__Information__
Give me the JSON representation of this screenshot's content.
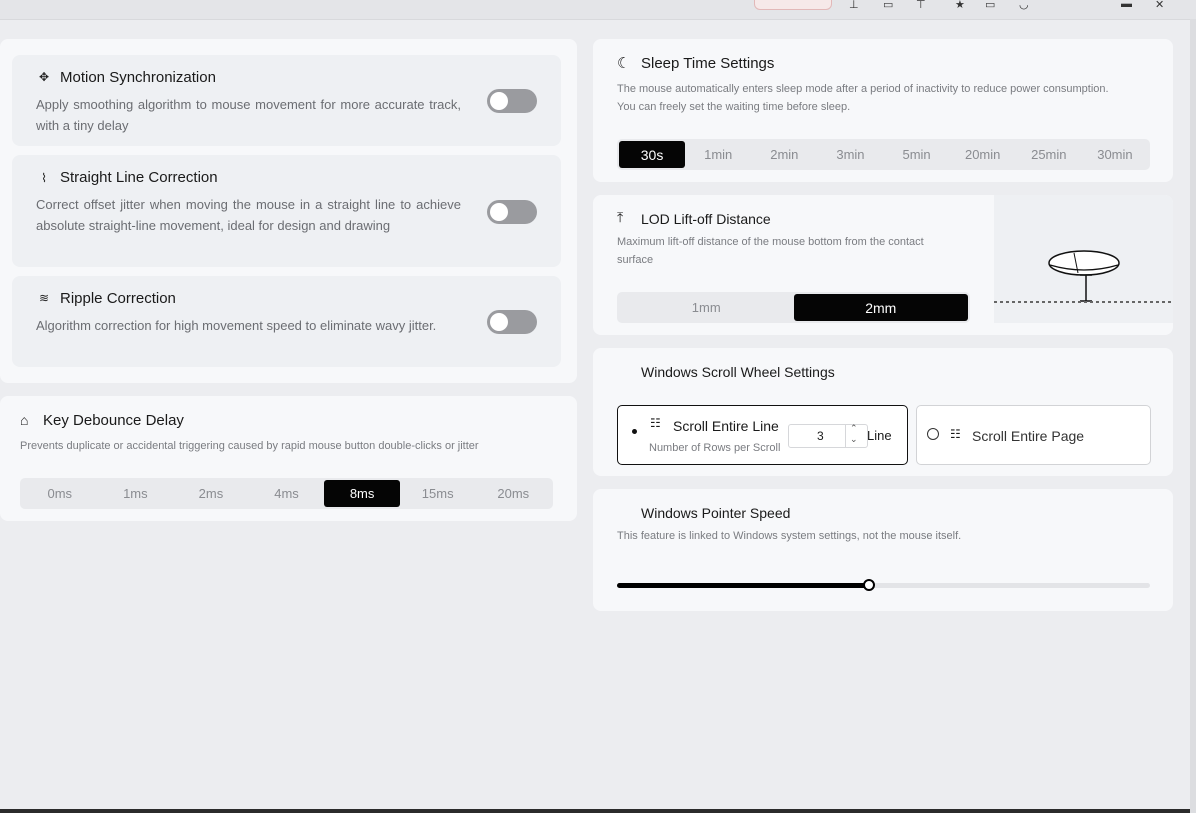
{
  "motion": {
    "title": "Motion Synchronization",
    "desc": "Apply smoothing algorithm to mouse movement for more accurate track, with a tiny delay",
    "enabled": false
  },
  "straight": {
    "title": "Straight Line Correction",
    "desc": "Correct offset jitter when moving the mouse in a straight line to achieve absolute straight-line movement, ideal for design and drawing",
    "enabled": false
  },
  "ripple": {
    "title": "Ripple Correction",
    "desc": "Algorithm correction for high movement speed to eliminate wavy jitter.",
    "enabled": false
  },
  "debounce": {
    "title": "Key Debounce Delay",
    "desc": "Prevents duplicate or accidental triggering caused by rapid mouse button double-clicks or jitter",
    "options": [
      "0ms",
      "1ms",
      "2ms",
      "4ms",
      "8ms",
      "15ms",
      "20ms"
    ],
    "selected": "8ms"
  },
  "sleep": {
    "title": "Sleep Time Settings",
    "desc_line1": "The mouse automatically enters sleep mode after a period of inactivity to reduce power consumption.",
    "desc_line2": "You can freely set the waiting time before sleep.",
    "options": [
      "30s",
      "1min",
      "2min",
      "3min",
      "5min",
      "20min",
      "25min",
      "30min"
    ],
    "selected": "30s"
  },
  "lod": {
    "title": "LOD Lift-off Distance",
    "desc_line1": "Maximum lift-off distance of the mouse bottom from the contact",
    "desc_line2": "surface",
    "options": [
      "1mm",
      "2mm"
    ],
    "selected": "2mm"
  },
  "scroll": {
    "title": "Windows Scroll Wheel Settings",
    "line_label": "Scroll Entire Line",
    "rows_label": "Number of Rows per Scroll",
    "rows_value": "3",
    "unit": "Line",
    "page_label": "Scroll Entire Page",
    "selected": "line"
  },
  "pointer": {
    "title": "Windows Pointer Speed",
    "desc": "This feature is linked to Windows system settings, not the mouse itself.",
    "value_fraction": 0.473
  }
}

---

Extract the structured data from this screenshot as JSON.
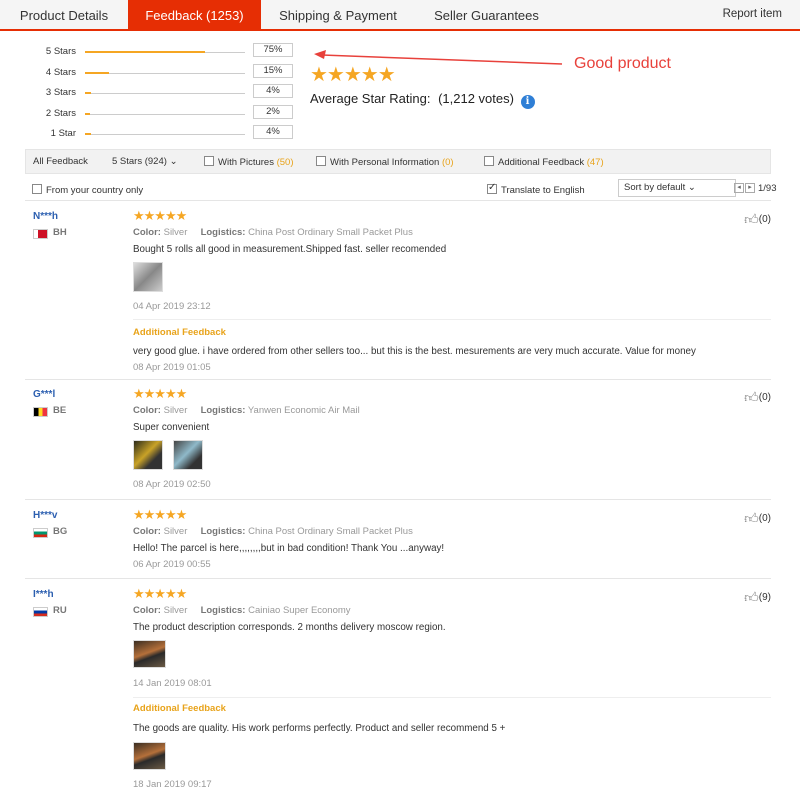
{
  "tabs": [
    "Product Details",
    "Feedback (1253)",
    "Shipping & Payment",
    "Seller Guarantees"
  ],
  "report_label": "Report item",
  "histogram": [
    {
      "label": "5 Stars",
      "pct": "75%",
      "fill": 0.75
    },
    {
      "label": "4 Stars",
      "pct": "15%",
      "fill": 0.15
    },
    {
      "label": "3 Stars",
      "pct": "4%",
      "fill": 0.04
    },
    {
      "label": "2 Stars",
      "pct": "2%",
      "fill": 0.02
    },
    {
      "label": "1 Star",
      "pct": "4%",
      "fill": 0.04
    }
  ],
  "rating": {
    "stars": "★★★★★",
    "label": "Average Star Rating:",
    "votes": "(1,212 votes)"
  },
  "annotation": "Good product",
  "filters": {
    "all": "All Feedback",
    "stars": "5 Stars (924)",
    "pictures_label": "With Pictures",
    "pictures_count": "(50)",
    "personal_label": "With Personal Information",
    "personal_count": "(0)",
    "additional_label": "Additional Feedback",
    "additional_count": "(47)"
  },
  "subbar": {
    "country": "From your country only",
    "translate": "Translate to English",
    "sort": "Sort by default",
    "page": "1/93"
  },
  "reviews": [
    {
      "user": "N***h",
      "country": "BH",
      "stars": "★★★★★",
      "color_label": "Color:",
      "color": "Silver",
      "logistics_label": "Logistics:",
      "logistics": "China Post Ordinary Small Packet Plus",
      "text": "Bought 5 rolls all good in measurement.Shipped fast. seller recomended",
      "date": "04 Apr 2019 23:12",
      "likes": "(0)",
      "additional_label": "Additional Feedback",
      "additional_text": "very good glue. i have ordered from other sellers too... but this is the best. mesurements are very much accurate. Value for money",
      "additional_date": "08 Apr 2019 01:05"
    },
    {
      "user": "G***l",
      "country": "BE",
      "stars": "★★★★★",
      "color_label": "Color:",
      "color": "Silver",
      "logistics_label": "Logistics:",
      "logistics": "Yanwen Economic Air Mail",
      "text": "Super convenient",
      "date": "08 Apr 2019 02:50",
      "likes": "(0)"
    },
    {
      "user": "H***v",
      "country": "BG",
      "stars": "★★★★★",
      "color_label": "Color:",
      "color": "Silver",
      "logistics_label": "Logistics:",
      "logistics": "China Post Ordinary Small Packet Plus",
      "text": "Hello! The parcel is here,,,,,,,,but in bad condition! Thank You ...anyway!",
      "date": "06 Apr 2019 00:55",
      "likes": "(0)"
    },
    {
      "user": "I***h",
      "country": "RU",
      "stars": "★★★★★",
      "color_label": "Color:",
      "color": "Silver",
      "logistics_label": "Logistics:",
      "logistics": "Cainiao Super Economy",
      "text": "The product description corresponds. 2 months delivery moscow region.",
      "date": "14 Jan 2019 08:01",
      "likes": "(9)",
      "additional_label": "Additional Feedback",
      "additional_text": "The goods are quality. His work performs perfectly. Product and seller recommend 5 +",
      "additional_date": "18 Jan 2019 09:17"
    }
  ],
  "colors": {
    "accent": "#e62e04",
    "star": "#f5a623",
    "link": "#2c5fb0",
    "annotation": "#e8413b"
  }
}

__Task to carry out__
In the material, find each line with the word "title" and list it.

__Problem solution__
    "title": "Motion Synchronization",
    "title": "Straight Line Correction",
    "title": "Ripple Correction",
    "title": "Key Debounce Delay",
    "title": "Sleep Time Settings",
    "title": "LOD Lift-off Distance",
    "title": "Windows Scroll Wheel Settings",
    "title": "Windows Pointer Speed",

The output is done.